A. At Affinity, there are six key elements we focus on with our product offerings; they are our value proposition - communication, operation/security, trading, marketing, business applications and life style. The bottom line is - it is not enough just to be a basic web hosting provider anymore, you must be a solutions and service provider. ValueWeb is our flagship brand, it serves small and medium sized businesses as well as web developer communities. This brand was the obvious place for us to fulfill the value proposition through enhanced service offerings and we will continue to refine those services as customer needs grow.

Q. Blogging has enjoyed lots of growth and attention. But since many blogs having started life on free hosting services, bloggers tend to be a price-sensitive crowd. Last June you introduced a blogging tool for users of the HostSave service. What kind of results have you seen, and how would you evaluate the business opportunities blogging presents for hosting companies?

A. (This) goes back to our value proposition, which is a key component. One of those propositions is lifestyle and this most definitely includes bloggers. About 10% of our HostSave customers use the blogging tool. Customers like to document events and blogging is a great tool for this - the opportunities are positive and the application for blogging technology continues to proliferate.

Q. You recently announced enhanced spam filtering at no extra cost to customers, and indicated that additional spam-related services are in the pipeline. Can the cost of spam-fighting investments be passed on to end-users, or does the current competitive environment in hosting make that unlikely?

A. We are very serious about operating as a responsible hosting company so we provide our customers with spam-related services at no additional cost. Those spam services include a spam filter and security. Protection against spam/virus/security invasion cannot be compromised. There are various levels of protection requirements. Businesses have different security needs - our approach is to provide the customer with excellent spam and virus protection and provide the opportunity to purchase advanced solutions relating specifically to their business needs.

Q. One of the big questions faced by hosting companies that grow through acquisitions is whether they can successfully transition to organic growth. In September, Affinity completed its integration process. Since then, our data show Affinity's total active sites growing from 207.5K to 216.5K, or about 4.4 percent. How would you assess the transition and the company's performance? What's gone well, and what have been the challenges?

A. We are very pleased with our growth - there has been excellent uptake from both, new and existing customers. We have been very successful in providing expanded feature upgrades and have signed a number of significant partnerships, for example with AOL and Macromedia.

A challenge, as indicated in the previous questions, has been communicating package benefits in such a way customers understand how to utilize a plan to its best affect given a specific business model. Maintaining effective price points has also been a challenge, especially given the rapid pace of the industry. We have spent a great deal of time ensuring a strong value offering and a 'real' solution set - the implementation, although challenging, has been beneficial to both the customer and Affinity.

Q. Last May Affinity was hit with a denial of service attack. Have you had any success discovering who was behind the attacks? What did you learn from the experience?

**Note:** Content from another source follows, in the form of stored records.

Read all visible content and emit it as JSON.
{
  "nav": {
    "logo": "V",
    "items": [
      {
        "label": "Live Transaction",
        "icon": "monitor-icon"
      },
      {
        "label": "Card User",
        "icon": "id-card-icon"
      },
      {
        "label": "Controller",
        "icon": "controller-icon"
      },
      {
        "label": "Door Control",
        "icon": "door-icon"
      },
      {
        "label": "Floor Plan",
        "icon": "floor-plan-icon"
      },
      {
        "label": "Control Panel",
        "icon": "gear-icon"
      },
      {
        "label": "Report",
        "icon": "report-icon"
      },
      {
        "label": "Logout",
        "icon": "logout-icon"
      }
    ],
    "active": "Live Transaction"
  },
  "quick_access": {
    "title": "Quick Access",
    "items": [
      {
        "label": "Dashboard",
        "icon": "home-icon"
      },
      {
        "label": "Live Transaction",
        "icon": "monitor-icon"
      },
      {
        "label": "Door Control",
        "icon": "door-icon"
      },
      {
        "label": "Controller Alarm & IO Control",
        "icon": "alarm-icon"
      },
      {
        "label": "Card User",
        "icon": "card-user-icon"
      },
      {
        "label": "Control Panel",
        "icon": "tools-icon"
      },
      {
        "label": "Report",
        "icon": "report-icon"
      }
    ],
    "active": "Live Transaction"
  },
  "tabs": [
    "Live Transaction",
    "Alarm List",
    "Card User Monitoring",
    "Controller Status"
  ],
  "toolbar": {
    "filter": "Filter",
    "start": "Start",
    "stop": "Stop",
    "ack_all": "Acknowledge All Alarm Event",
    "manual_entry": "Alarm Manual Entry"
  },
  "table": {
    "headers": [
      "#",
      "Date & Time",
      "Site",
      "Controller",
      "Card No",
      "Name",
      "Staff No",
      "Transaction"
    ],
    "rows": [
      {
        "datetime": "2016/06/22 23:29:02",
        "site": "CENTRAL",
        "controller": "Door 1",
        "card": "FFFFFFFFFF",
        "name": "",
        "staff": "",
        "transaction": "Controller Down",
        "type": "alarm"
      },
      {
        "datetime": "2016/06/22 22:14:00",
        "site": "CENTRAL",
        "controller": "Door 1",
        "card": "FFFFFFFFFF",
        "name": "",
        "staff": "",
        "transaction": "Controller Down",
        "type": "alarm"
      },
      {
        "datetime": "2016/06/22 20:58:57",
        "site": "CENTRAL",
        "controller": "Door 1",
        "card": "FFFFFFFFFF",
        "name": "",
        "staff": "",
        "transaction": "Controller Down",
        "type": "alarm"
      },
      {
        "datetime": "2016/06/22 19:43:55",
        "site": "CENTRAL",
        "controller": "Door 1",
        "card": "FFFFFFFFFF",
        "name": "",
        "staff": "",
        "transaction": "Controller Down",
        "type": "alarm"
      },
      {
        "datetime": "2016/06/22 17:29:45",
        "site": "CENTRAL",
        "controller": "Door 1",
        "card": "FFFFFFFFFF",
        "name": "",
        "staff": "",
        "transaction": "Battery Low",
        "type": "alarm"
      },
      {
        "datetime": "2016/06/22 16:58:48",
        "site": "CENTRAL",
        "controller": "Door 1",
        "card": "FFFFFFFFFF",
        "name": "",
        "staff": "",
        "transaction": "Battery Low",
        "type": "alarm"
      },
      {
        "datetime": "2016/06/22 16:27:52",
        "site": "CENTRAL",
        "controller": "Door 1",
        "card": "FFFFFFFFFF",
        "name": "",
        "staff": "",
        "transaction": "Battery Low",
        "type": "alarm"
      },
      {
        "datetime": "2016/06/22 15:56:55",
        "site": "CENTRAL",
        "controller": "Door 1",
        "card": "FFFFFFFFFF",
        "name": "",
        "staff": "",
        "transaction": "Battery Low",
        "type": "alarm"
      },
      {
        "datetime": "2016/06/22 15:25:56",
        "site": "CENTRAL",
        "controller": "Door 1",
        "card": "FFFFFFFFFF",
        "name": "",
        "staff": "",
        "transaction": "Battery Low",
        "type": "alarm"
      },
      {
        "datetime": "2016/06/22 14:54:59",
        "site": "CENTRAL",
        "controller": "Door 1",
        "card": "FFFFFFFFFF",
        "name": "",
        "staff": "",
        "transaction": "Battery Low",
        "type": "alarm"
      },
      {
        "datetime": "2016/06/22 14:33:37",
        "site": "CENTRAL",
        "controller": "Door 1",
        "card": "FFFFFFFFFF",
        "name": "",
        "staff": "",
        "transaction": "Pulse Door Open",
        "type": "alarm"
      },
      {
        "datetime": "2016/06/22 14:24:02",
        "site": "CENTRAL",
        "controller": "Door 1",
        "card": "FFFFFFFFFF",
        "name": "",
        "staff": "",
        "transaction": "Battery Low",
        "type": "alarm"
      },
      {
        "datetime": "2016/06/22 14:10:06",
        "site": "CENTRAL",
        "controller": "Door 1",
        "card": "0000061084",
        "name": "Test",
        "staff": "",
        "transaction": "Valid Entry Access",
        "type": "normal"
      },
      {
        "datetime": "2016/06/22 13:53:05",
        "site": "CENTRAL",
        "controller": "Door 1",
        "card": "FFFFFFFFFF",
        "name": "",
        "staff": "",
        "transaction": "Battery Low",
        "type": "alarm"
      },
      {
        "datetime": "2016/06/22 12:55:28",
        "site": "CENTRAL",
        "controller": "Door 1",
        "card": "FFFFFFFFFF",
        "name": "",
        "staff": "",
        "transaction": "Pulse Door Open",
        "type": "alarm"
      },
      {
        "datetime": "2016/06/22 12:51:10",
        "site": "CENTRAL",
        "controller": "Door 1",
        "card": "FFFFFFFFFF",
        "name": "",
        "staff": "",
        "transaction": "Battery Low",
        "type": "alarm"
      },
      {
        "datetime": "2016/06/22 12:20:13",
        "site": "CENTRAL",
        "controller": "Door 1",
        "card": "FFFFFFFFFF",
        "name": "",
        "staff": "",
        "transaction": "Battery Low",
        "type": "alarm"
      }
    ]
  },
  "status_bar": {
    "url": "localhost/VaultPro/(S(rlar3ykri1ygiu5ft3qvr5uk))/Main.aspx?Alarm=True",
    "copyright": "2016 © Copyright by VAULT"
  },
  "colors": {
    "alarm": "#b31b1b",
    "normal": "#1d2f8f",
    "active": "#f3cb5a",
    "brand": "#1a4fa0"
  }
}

A. We did experience a DoS attack in May. To date, we do not know who was behind the attacks. Unfortunately, it is a hard topic to talk about in too much depth. It is circumstance treated seriously, but in a covert fashion. This said, for obvious reason we do not address our security activities openly.

Q. The MyDoom virus was a headache for many Internet companies. How did Affinity's mail systems and IT staff manage the event?

A. We actually felt very little impact from the MyDoom virus. Our network operations center was aware of the virus before it hit the general Internet and our virus filtering system had been updated prior to the distribution on our network - the solutions were highly successful.